Writes with clarity and correctness

Articulate and prepared but lacking depth of understanding, investigation or evidence

In visual work multimedia elements adequately contribute to conveying the content and meaning; most graphics used appropriately to enrich the experience; purpose is not readily evident.

Has to be prompted to take pride in work, verify accuracy and take time to check over work.

Writes with some clarity but with some notable editing errors or occasional awkwardness

Inarticulate or unclear, inadequate preparation, rehearsal or evidence

Visual work lacks attention to aesthetic design. Graphics are random or insufficient and do not enhance content.

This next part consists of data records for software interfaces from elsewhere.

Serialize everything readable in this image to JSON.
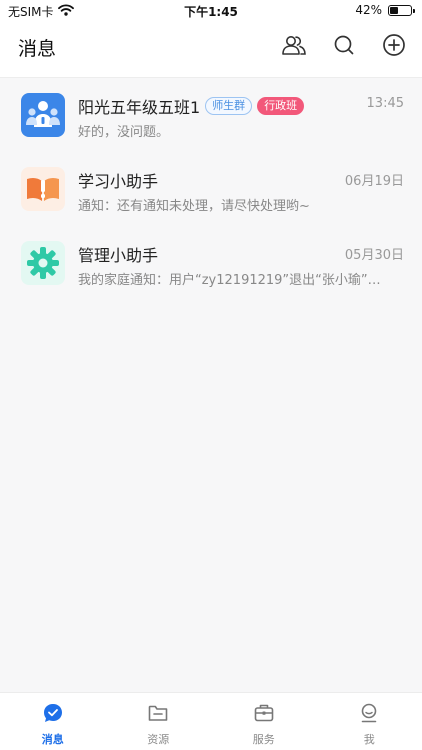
{
  "status_bar": {
    "carrier": "无SIM卡",
    "time": "下午1:45",
    "battery_text": "42%",
    "battery_level": 0.42
  },
  "header": {
    "title": "消息",
    "actions": [
      "contacts-icon",
      "search-icon",
      "add-icon"
    ]
  },
  "conversations": [
    {
      "name": "阳光五年级五班1",
      "tags": [
        "师生群",
        "行政班"
      ],
      "time": "13:45",
      "preview": "好的，没问题。",
      "avatar_color": "#3b86e8",
      "icon": "group-avatar-icon"
    },
    {
      "name": "学习小助手",
      "time": "06月19日",
      "preview": "通知：还有通知未处理，请尽快处理哟~",
      "avatar_color": "#f07a3a",
      "icon": "book-icon"
    },
    {
      "name": "管理小助手",
      "time": "05月30日",
      "preview": "我的家庭通知：用户“zy12191219”退出“张小瑜”…",
      "avatar_color": "#2fc9a6",
      "icon": "gear-icon"
    }
  ],
  "tab_bar": {
    "active_index": 0,
    "tabs": [
      {
        "label": "消息",
        "icon": "message-icon"
      },
      {
        "label": "资源",
        "icon": "folder-icon"
      },
      {
        "label": "服务",
        "icon": "briefcase-icon"
      },
      {
        "label": "我",
        "icon": "profile-icon"
      }
    ]
  },
  "colors": {
    "accent": "#1e6fe8",
    "tag_outline": "#4a90e2",
    "tag_solid": "#f2587a"
  }
}
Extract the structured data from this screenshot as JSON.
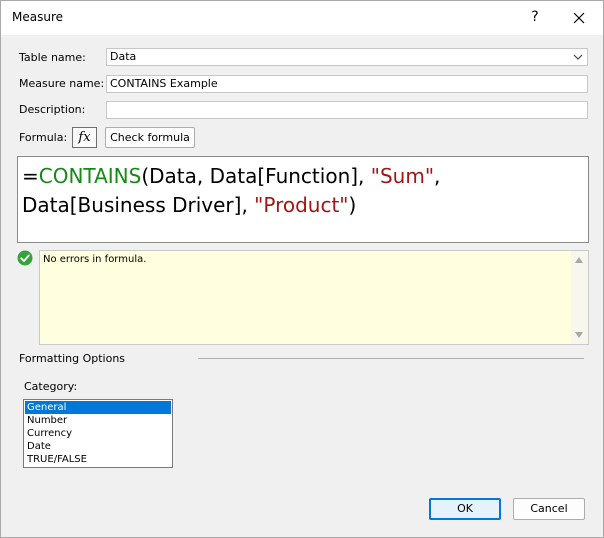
{
  "window": {
    "title": "Measure",
    "help_label": "?",
    "close_icon": "close-icon"
  },
  "form": {
    "table_name_label": "Table name:",
    "table_name_value": "Data",
    "measure_name_label": "Measure name:",
    "measure_name_value": "CONTAINS Example",
    "description_label": "Description:",
    "description_value": "",
    "formula_label": "Formula:",
    "fx_label": "fx",
    "check_formula_label": "Check formula"
  },
  "formula": {
    "equals": "=",
    "function": "CONTAINS",
    "part1": "(Data, Data[Function], ",
    "str1": "\"Sum\"",
    "part2": ", ",
    "part3": "Data[Business Driver], ",
    "str2": "\"Product\"",
    "close": ")"
  },
  "status": {
    "icon": "check-circle-icon",
    "message": "No errors in formula."
  },
  "formatting": {
    "section_title": "Formatting Options",
    "category_label": "Category:",
    "categories": [
      "General",
      "Number",
      "Currency",
      "Date",
      "TRUE/FALSE"
    ],
    "selected_category": "General"
  },
  "buttons": {
    "ok_label": "OK",
    "cancel_label": "Cancel"
  },
  "colors": {
    "function": "#158a15",
    "string": "#a31515",
    "status_background": "#ffffdf",
    "selection": "#0078d7",
    "success_icon": "#36a23a"
  }
}
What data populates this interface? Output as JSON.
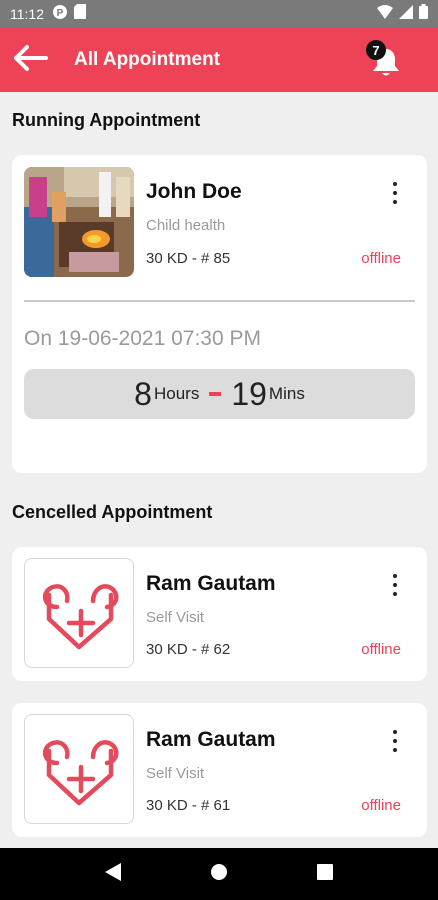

Doesn’t take pride in work, desire accuracy; and/or take time to check over work.

Writes  without attention to detail or without adequate development of ideas

May complete work but often in a sloppy or thoughtless fashion

In visual work graphics interfere with or distract from content and communication of ideas.



Habits of Mind are the characteristics of what intelligent people do when they are confronted with problems, the resolution(s) to which are not immediately apparent. These behaviors are seldom performed in isolation. Rather, clusters of such behaviors are drawn forth and employed in various situations.” (Arthur L. Costa and Bena Kallick: 16 Habits of Mind) The purpose of a rubric when assessing student work is to provide benchmarks of achievement based on these habits which allow a student to understand their current level of mastery and discipline in order to set goals for future drafts, assessments, or marking periods. For as long as possible we will refrain from discussing grades, per se, and focus our discussion on achievement and progress. As long as a student continues to set goals, reflect and evaluate their work and habits, set new goals and modify their work, habits and effort accordingly, they will realize increasing success and achievement as the year progresses. Thus, rather than penalizing a student who begins the year as a believer and ends the year with nothing compared to them by averaging a lower earlier grade with a later higher one, the student is evaluated according to mastery and achievement as demonstrated by their ability and mastery by the end of the year. However, a student who may begin the year with the drive and motivation to knock on heaven's door, but who then slacks off, loses focus and discipline and ends up wondering what they did to deserve this, will not be boosted from a D to a C because first quarter was strong when it is not reflective of the ability or master he or she consistently demonstrated.